- [Task directions]: Only lines below containing the string "Year" should be counted; please give that count by itself.

Collected data entries
· · · · ·
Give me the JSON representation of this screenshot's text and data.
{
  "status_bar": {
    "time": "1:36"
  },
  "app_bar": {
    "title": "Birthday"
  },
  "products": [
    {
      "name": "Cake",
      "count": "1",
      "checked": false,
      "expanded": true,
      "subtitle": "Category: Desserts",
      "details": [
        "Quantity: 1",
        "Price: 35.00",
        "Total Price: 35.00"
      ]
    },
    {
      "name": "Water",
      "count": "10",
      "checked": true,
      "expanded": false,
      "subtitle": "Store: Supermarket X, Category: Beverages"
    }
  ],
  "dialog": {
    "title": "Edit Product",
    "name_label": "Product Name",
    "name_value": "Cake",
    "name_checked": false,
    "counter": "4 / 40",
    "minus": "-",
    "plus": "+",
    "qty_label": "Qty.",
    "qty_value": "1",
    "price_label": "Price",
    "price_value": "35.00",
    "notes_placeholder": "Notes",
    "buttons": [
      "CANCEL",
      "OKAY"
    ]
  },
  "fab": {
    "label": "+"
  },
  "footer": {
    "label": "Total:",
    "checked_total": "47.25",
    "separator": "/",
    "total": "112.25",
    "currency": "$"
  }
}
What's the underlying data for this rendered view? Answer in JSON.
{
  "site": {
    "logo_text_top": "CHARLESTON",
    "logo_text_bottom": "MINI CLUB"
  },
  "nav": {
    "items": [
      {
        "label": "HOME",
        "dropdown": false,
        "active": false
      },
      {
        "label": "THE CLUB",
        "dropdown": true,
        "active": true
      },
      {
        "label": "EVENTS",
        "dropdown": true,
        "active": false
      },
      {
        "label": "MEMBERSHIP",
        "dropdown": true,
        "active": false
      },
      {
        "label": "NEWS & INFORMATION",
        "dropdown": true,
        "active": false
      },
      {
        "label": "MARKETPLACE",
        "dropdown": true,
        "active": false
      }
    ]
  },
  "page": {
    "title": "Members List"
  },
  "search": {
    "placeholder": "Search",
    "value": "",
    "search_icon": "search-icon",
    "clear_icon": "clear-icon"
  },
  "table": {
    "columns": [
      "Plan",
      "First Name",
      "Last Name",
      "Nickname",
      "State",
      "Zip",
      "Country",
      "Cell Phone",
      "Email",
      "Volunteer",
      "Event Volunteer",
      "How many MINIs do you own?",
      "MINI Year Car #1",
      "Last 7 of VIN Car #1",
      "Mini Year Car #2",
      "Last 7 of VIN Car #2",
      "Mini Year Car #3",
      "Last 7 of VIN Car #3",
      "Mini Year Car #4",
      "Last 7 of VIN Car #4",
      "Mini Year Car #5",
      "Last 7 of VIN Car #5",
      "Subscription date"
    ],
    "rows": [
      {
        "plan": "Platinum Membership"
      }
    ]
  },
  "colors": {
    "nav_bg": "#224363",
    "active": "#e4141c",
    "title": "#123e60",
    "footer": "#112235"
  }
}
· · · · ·
- [Answer section]: 5